▶ _EXERCISE BRIEF_
All of the entries below should be returned verbatim, apart from the pictures.

▶ _MATERIAL TO PROCESS_
******

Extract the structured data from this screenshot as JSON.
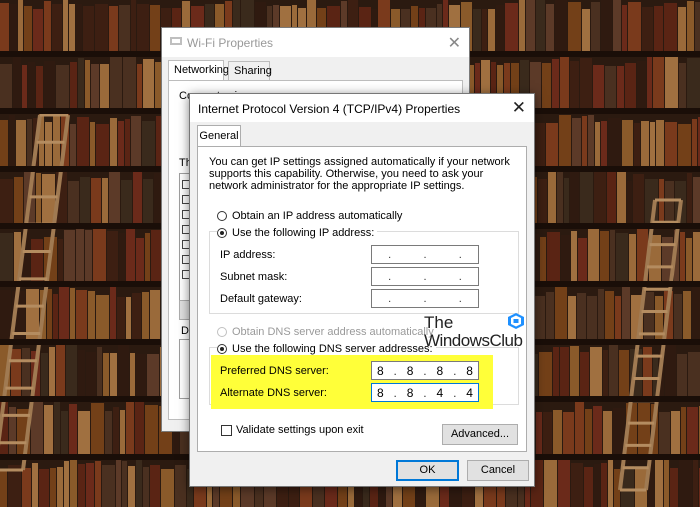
{
  "wifi_window": {
    "title": "Wi-Fi Properties",
    "tabs": [
      {
        "label": "Networking",
        "active": true
      },
      {
        "label": "Sharing",
        "active": false
      }
    ],
    "connect_using_label": "Connect using:",
    "list_label_fragment": "Th",
    "description_label_fragment": "D",
    "close_icon": "close-icon"
  },
  "dialog": {
    "title": "Internet Protocol Version 4 (TCP/IPv4) Properties",
    "tab": "General",
    "intro": "You can get IP settings assigned automatically if your network supports this capability. Otherwise, you need to ask your network administrator for the appropriate IP settings.",
    "ip": {
      "auto_label": "Obtain an IP address automatically",
      "manual_label": "Use the following IP address:",
      "selected": "manual",
      "fields": [
        {
          "label": "IP address:",
          "value": "   .   .   ."
        },
        {
          "label": "Subnet mask:",
          "value": "   .   .   ."
        },
        {
          "label": "Default gateway:",
          "value": "   .   .   ."
        }
      ]
    },
    "dns": {
      "auto_label": "Obtain DNS server address automatically",
      "manual_label": "Use the following DNS server addresses:",
      "selected": "manual",
      "preferred_label": "Preferred DNS server:",
      "preferred_octets": [
        "8",
        "8",
        "8",
        "8"
      ],
      "alternate_label": "Alternate DNS server:",
      "alternate_octets": [
        "8",
        "8",
        "4",
        "4"
      ],
      "highlight_color": "#ffff39"
    },
    "validate_label": "Validate settings upon exit",
    "validate_checked": false,
    "advanced_button": "Advanced...",
    "ok_button": "OK",
    "cancel_button": "Cancel",
    "accent_color": "#0078d7"
  },
  "watermark": {
    "line1": "The",
    "line2": "WindowsClub",
    "logo_color": "#1e90ff"
  }
}
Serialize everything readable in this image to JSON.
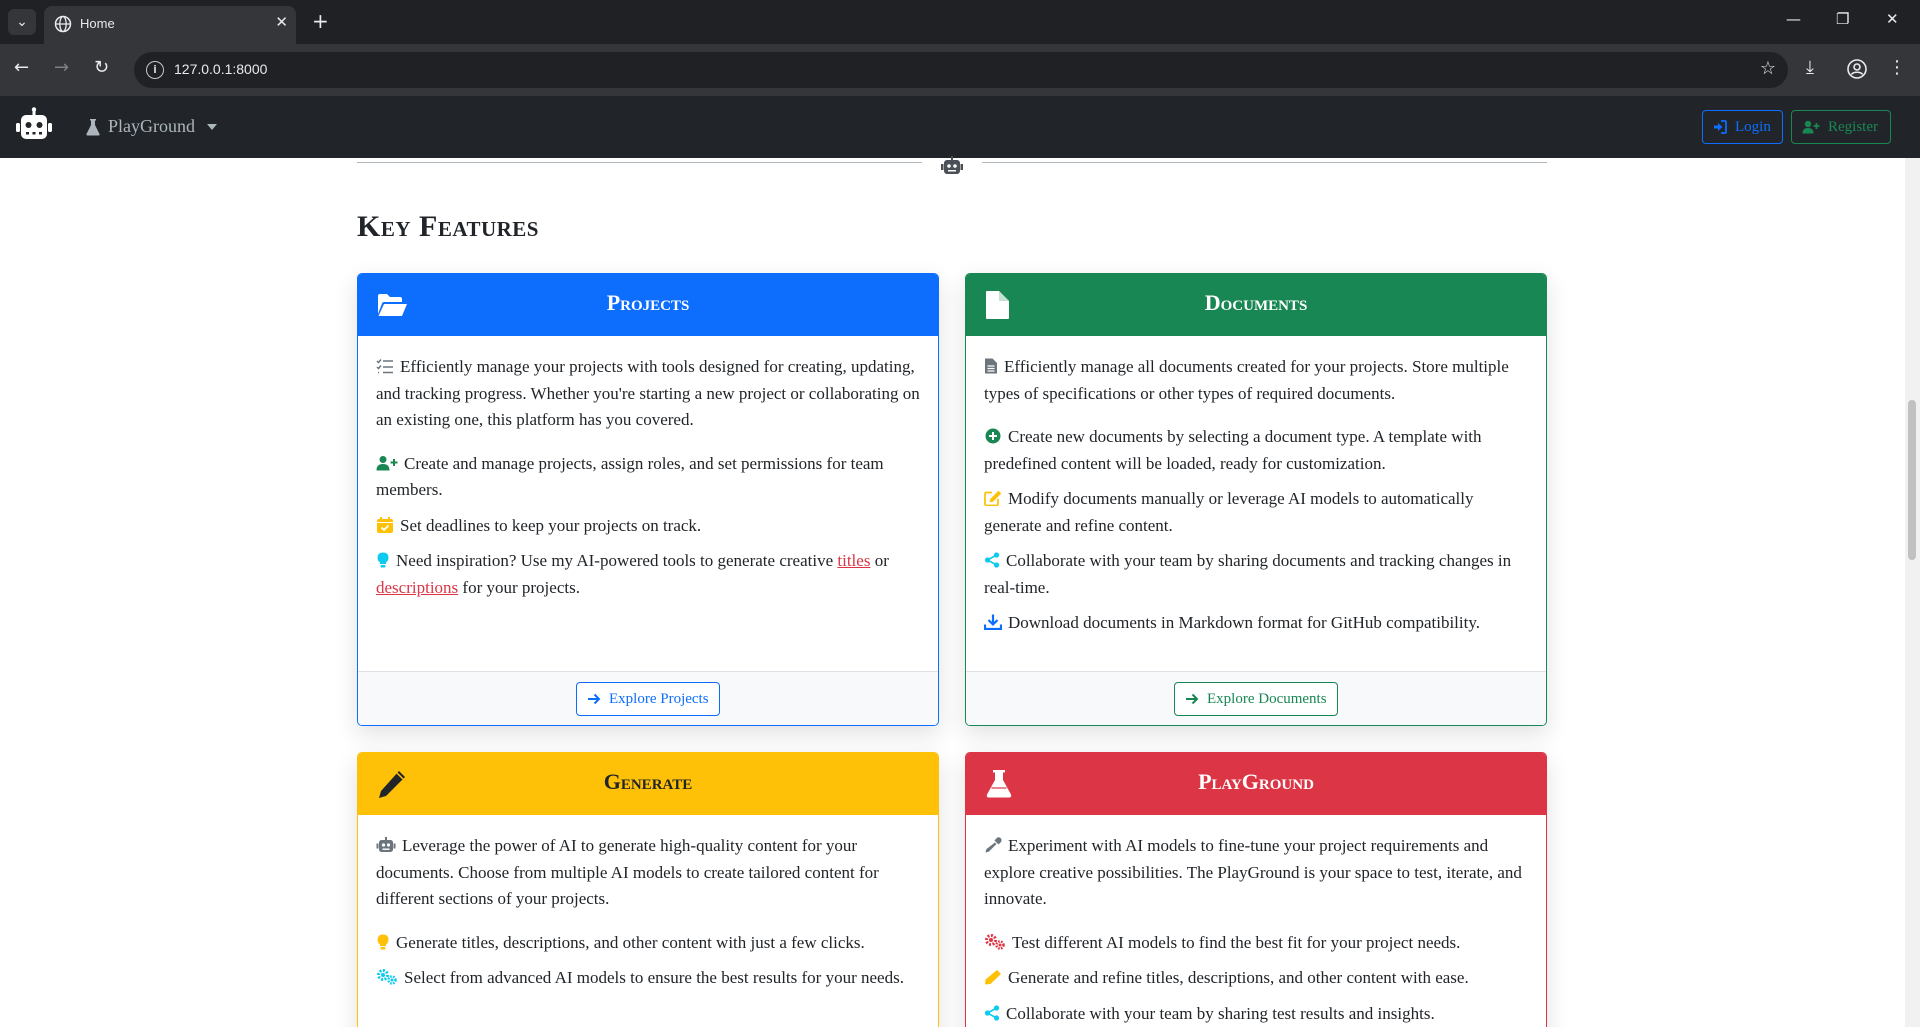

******

▶ _RESPONSE TO THIS TASK_
Extract the structured data from this screenshot as JSON.
{
  "wifi_window": {
    "title": "Wi-Fi Properties",
    "tabs": [
      {
        "label": "Networking",
        "active": true
      },
      {
        "label": "Sharing",
        "active": false
      }
    ],
    "connect_using_label": "Connect using:",
    "list_label_fragment": "Th",
    "description_label_fragment": "D",
    "close_icon": "close-icon"
  },
  "dialog": {
    "title": "Internet Protocol Version 4 (TCP/IPv4) Properties",
    "tab": "General",
    "intro": "You can get IP settings assigned automatically if your network supports this capability. Otherwise, you need to ask your network administrator for the appropriate IP settings.",
    "ip": {
      "auto_label": "Obtain an IP address automatically",
      "manual_label": "Use the following IP address:",
      "selected": "manual",
      "fields": [
        {
          "label": "IP address:",
          "value": "   .   .   ."
        },
        {
          "label": "Subnet mask:",
          "value": "   .   .   ."
        },
        {
          "label": "Default gateway:",
          "value": "   .   .   ."
        }
      ]
    },
    "dns": {
      "auto_label": "Obtain DNS server address automatically",
      "manual_label": "Use the following DNS server addresses:",
      "selected": "manual",
      "preferred_label": "Preferred DNS server:",
      "preferred_octets": [
        "8",
        "8",
        "8",
        "8"
      ],
      "alternate_label": "Alternate DNS server:",
      "alternate_octets": [
        "8",
        "8",
        "4",
        "4"
      ],
      "highlight_color": "#ffff39"
    },
    "validate_label": "Validate settings upon exit",
    "validate_checked": false,
    "advanced_button": "Advanced...",
    "ok_button": "OK",
    "cancel_button": "Cancel",
    "accent_color": "#0078d7"
  },
  "watermark": {
    "line1": "The",
    "line2": "WindowsClub",
    "logo_color": "#1e90ff"
  }
}
Serialize everything readable in this image to JSON.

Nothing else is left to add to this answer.